"Congress shall have the power to declare war." So states Article I, Section 8, Clause 11, of the Constitution. A strict constructionist approach to the constitution grants no concurrent power for the president to declare war.
Since our nation's origin, presidents asked Congress for and were given declarations of war 11 times. The first was against Britain in 1812, and the last few were against Japan, Germany and their allies in the 1940s.
President Harry Truman circumvented Congress in 1950 by calling the Korean War a police action. In August 1964, in lieu of a declaration of war, Congress passed the Gulf of Tonkin resolution conferring upon President Lyndon B. Johnson and option to use force in Vietnam "as the president determines." The resolution was slated to expire "when the president shall determine the peace and security of the area is reasonably insured."

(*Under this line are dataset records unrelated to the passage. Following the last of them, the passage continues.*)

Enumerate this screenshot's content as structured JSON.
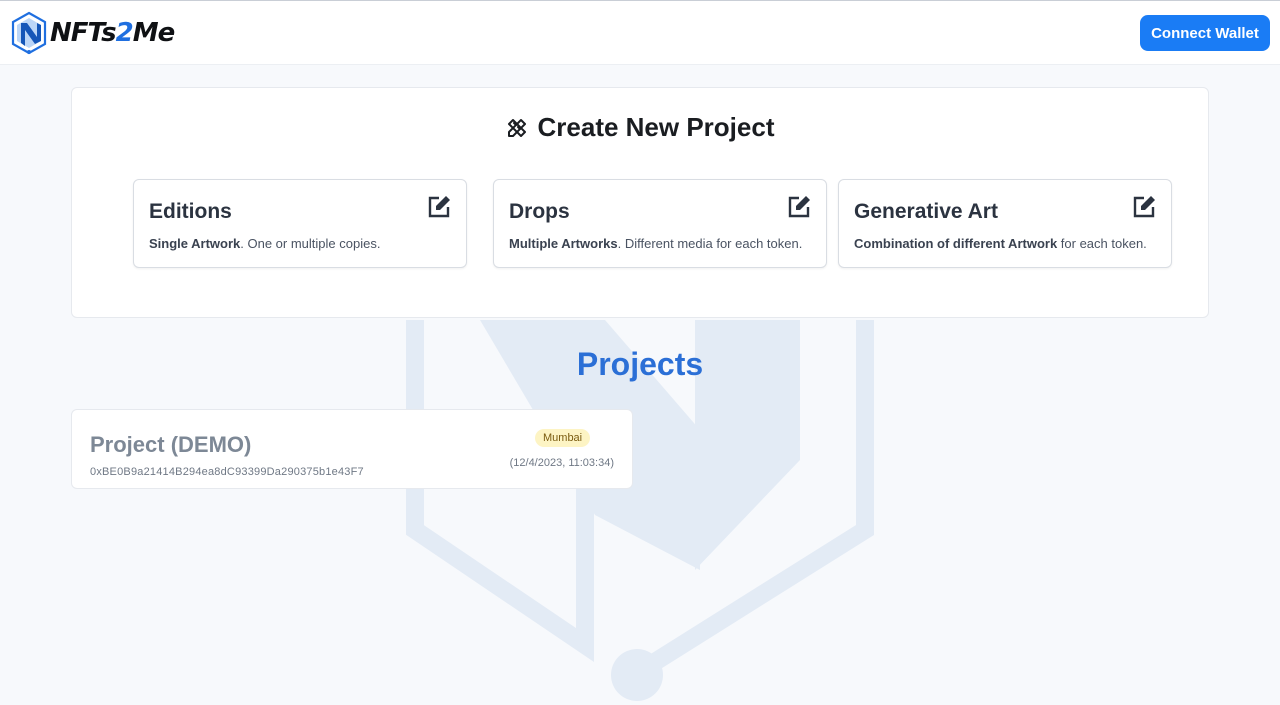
{
  "header": {
    "logo_prefix": "NFTs",
    "logo_two": "2",
    "logo_suffix": "Me",
    "connect_label": "Connect Wallet"
  },
  "create": {
    "title": "Create New Project",
    "options": [
      {
        "title": "Editions",
        "desc_bold": "Single Artwork",
        "desc_rest": ". One or multiple copies."
      },
      {
        "title": "Drops",
        "desc_bold": "Multiple Artworks",
        "desc_rest": ". Different media for each token."
      },
      {
        "title": "Generative Art",
        "desc_bold": "Combination of different Artwork",
        "desc_rest": " for each token."
      }
    ]
  },
  "projects": {
    "heading": "Projects",
    "items": [
      {
        "name": "Project (DEMO)",
        "address": "0xBE0B9a21414B294ea8dC93399Da290375b1e43F7",
        "network": "Mumbai",
        "date": "(12/4/2023, 11:03:34)"
      }
    ]
  },
  "icons": {
    "logo": "nfts2me-hex-logo-icon",
    "create": "crossed-pencil-ruler-icon",
    "option_edit": "edit-square-icon"
  },
  "colors": {
    "accent": "#1a7cf5",
    "projects_heading": "#2b6fd6",
    "badge_bg": "#fdf4c4"
  }
}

With Iraq, the president pushed through the 107th Congress a resolution authorizing him to use force if diplomatic efforts failed to force Saddam Hussein to relinquish his putative weapons of mass destruction. The president did not consider the resolution a declaration of war. To the contrary, he told Congress, "approving this resolution does not mean that military action is imminent or unavoidable." It means, "America speaks with one voice." The president did not ask for a declaration of war, did not intend to receive a declaration of war, nor was the resolution called a declaration of war. Yet, we went to war anyway.
As an example of the kind of stipulations marking Congress' official declarations of war, consider that of 1941 directed at Japan: "Be it resolved by the Senate and the House of Representatives of the United States of America in Congress assembled that a state of war between the United States and the Imperial Government of Japan which has thus been thrust upon the Untied States is hereby formally declared and the president is hereby authorized and directed (not discretionary) to employ the entire navy and military forces of the United States and the resources of the government to carry on war against the Imperial Government of Japan, and bring the conflict to a successful termination, all resources for the country are hereby pledged by the Congress of the United States."

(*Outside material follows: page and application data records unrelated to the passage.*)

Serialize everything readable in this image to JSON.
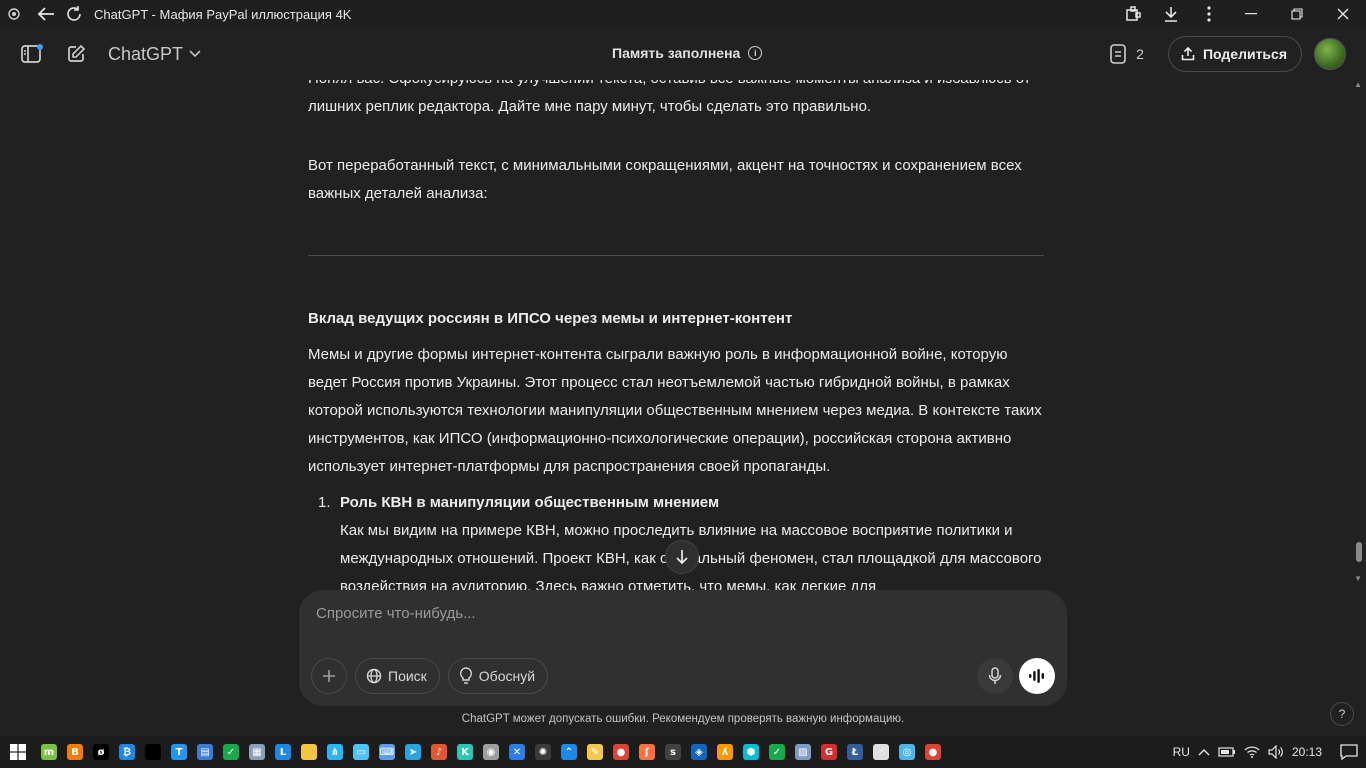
{
  "window": {
    "title": "ChatGPT - Мафия PayPal иллюстрация 4K"
  },
  "header": {
    "model": "ChatGPT",
    "memory_status": "Память заполнена",
    "doc_count": "2",
    "share_label": "Поделиться"
  },
  "chat": {
    "para1": "Понял вас. Сфокусируюсь на улучшении текста, оставив все важные моменты анализа и избавлюсь от лишних реплик редактора. Дайте мне пару минут, чтобы сделать это правильно.",
    "para2": "Вот переработанный текст, с минимальными сокращениями, акцент на точностях и сохранением всех важных деталей анализа:",
    "heading": "Вклад ведущих россиян в ИПСО через мемы и интернет-контент",
    "para3": "Мемы и другие формы интернет-контента сыграли важную роль в информационной войне, которую ведет Россия против Украины. Этот процесс стал неотъемлемой частью гибридной войны, в рамках которой используются технологии манипуляции общественным мнением через медиа. В контексте таких инструментов, как ИПСО (информационно-психологические операции), российская сторона активно использует интернет-платформы для распространения своей пропаганды.",
    "list_number": "1.",
    "list_title": "Роль КВН в манипуляции общественным мнением",
    "list_body": "Как мы видим на примере КВН, можно проследить влияние на массовое восприятие политики и международных отношений. Проект КВН, как социальный феномен, стал площадкой для массового воздействия на аудиторию. Здесь важно отметить, что мемы, как легкие для"
  },
  "composer": {
    "placeholder": "Спросите что-нибудь...",
    "search_label": "Поиск",
    "reason_label": "Обоснуй"
  },
  "footer": {
    "disclaimer": "ChatGPT может допускать ошибки. Рекомендуем проверять важную информацию.",
    "help": "?"
  },
  "taskbar": {
    "language": "RU",
    "time": "20:13",
    "apps": [
      {
        "icon": "m-app-icon",
        "color": "#7cc242",
        "glyph": "m"
      },
      {
        "icon": "blogger-icon",
        "color": "#f57d00",
        "glyph": "B"
      },
      {
        "icon": "black-app-icon",
        "color": "#000000",
        "glyph": "ø"
      },
      {
        "icon": "bitcoin-app-icon",
        "color": "#1e88e5",
        "glyph": "₿"
      },
      {
        "icon": "black-square-icon",
        "color": "#000000",
        "glyph": ""
      },
      {
        "icon": "translate-icon",
        "color": "#2196f3",
        "glyph": "T"
      },
      {
        "icon": "window-app-icon",
        "color": "#3a7bd5",
        "glyph": "▤"
      },
      {
        "icon": "check-app-icon",
        "color": "#19a84a",
        "glyph": "✓"
      },
      {
        "icon": "image-viewer-icon",
        "color": "#8aa0b6",
        "glyph": "▦"
      },
      {
        "icon": "l-app-icon",
        "color": "#1e88e5",
        "glyph": "L"
      },
      {
        "icon": "folder-icon",
        "color": "#f4c542",
        "glyph": ""
      },
      {
        "icon": "network-app-icon",
        "color": "#29b6f6",
        "glyph": "⋔"
      },
      {
        "icon": "monitor-app-icon",
        "color": "#4fc3f7",
        "glyph": "▭"
      },
      {
        "icon": "keyboard-app-icon",
        "color": "#5c9ded",
        "glyph": "⌨"
      },
      {
        "icon": "telegram-icon",
        "color": "#2aa3e0",
        "glyph": "➤"
      },
      {
        "icon": "music-app-icon",
        "color": "#e2572f",
        "glyph": "♪"
      },
      {
        "icon": "k-app-icon",
        "color": "#2ec4b6",
        "glyph": "K"
      },
      {
        "icon": "eye-app-icon",
        "color": "#9e9e9e",
        "glyph": "◉"
      },
      {
        "icon": "tools-app-icon",
        "color": "#2f7de1",
        "glyph": "✕"
      },
      {
        "icon": "chatgpt-taskbar-icon",
        "color": "#3a3a3a",
        "glyph": "✺"
      },
      {
        "icon": "up-app-icon",
        "color": "#1e88e5",
        "glyph": "⌃"
      },
      {
        "icon": "notes-app-icon",
        "color": "#f2c94c",
        "glyph": "✎"
      },
      {
        "icon": "chrome-icon",
        "color": "#db4437",
        "glyph": "●"
      },
      {
        "icon": "feather-app-icon",
        "color": "#ff7043",
        "glyph": "ʃ"
      },
      {
        "icon": "s-app-icon",
        "color": "#424242",
        "glyph": "s"
      },
      {
        "icon": "shield-app-icon",
        "color": "#1565c0",
        "glyph": "◈"
      },
      {
        "icon": "fox-app-icon",
        "color": "#ff9800",
        "glyph": "ʎ"
      },
      {
        "icon": "cube-app-icon",
        "color": "#00bcd4",
        "glyph": "⬢"
      },
      {
        "icon": "check2-app-icon",
        "color": "#19a84a",
        "glyph": "✓"
      },
      {
        "icon": "photo-app-icon",
        "color": "#7e9cc3",
        "glyph": "▨"
      },
      {
        "icon": "g-app-icon",
        "color": "#d32f2f",
        "glyph": "G"
      },
      {
        "icon": "litecoin-icon",
        "color": "#345d9d",
        "glyph": "Ł"
      },
      {
        "icon": "hand-app-icon",
        "color": "#e0e0e0",
        "glyph": "☝"
      },
      {
        "icon": "circle-app-icon",
        "color": "#4db6e8",
        "glyph": "◎"
      },
      {
        "icon": "chrome2-icon",
        "color": "#db4437",
        "glyph": "●"
      }
    ]
  },
  "colors": {
    "background": "#212121",
    "composer": "#303030",
    "text": "#ececec"
  }
}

Such resolute and stirring phraseology is not characteristic of those declarations with which Congress has abdicated its war-making responsibilities. These resolutions are adroitly phrased, so that if the war is successful, Congress can share credit. But if the war proves a mistake, legislators can tell their constituents all they meant was to give the president a vote of confidence to make the decision.
Recently retired U.S. Sen. Bob Graham of Florida, who served as chairman of the Senate Intelligence Committee, said in a speech on Nov. 30th that six months before the US. Forces invaded Iraq, he asked George Tenet, director of the CIA, to analyze the "readiness and willingness of Iraqis to an invasion" but was ignored. According to Graham, "To the administration, its always going to be Paris in 1944: We would be embraced we would go home, and Iraqi people would be happy.... There was no effort to assess a range of possibilities including an insurgency."

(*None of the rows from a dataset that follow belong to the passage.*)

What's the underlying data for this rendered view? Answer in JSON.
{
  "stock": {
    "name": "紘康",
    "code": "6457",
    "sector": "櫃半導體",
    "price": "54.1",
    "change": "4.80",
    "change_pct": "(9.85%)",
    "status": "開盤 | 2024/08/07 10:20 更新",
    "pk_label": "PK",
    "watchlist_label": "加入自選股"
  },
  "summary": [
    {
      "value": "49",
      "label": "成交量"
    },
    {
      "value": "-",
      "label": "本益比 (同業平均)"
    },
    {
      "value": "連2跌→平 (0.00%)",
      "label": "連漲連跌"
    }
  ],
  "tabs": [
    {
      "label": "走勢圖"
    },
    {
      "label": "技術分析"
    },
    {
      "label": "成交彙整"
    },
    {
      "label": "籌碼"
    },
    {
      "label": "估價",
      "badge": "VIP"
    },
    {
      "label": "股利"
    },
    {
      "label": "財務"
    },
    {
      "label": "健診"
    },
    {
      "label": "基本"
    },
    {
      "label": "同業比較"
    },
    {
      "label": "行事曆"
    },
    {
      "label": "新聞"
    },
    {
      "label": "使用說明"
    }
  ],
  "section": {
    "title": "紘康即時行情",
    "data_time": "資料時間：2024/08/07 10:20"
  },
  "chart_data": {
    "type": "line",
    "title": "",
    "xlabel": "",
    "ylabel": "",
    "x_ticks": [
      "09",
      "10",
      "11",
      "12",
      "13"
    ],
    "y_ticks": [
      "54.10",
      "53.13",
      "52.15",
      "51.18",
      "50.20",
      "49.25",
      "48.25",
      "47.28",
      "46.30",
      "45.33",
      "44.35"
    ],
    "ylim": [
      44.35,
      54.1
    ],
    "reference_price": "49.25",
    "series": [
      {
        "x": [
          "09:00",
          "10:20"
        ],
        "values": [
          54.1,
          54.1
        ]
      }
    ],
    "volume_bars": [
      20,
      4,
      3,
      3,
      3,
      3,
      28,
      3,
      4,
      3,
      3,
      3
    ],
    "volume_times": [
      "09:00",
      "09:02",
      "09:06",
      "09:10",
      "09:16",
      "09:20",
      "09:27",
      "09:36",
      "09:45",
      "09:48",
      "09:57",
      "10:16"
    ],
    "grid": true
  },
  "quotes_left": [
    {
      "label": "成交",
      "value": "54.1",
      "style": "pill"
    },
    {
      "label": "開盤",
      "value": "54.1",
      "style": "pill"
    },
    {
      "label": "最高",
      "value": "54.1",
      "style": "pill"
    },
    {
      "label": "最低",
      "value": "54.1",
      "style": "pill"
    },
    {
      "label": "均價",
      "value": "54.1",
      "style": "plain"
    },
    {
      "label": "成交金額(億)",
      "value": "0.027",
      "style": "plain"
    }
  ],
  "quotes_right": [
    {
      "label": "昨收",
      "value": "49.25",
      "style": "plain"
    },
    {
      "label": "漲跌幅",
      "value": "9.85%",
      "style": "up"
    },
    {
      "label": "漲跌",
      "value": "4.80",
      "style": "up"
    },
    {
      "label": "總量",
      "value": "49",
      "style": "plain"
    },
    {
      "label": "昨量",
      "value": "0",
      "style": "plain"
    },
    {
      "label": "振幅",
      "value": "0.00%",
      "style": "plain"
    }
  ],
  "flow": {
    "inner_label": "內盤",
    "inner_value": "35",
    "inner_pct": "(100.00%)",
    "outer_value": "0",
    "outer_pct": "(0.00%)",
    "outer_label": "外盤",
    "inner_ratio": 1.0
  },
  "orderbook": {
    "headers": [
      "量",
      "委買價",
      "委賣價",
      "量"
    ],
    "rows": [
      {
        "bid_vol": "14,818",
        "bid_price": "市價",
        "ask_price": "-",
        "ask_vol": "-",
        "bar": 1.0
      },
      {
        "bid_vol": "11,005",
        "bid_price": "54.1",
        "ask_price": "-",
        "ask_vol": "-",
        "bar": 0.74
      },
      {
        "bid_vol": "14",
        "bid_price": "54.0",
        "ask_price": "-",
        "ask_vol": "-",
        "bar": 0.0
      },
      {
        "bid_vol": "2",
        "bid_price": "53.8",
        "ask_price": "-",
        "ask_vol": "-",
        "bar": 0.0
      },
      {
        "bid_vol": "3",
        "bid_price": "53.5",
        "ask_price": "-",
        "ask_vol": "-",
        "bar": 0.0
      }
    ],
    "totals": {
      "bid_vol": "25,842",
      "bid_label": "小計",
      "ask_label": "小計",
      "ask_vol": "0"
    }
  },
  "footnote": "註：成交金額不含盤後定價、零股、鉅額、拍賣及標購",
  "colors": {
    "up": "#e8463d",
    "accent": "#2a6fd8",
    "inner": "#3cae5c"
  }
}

Graham vote against the resolution, but his was a voice crying in the wilderness.
The issue here is more than semantics. We are better served if Congress, local representatives of all factions, take the grave and sobering step of assessing, as Graham says, the broad range of each proposed war's possibilities, including estimates of the minimal cost of lives, the minimal time required, and its economic impact. This process inevitably requires each member of Congress to make a personal decision whether the gains of war are worth its heart wrenching sacrifices. Had that been done regarding Iraq, this war of dubious results might have been avoided.
Our constitutional system of governance does not include presidential wars within the wide grasp of the executive branch, and no act of Congress can amend, modify or veto the Constitution, the supreme law of the land.
A robust national debate is long overdue whether the nation should require formal declarations of war. There was wisdom in the Founding Fathers' stipulation that only Congress should have the power to declare war.
Rather than letting that wisdom slide silently into the grave, shouldn't we, as a nation, be openly and vigorously debating whether to return to the Constitution?
By Russell Troutman
The Orlando Sentinel
Thursday December 27, 2005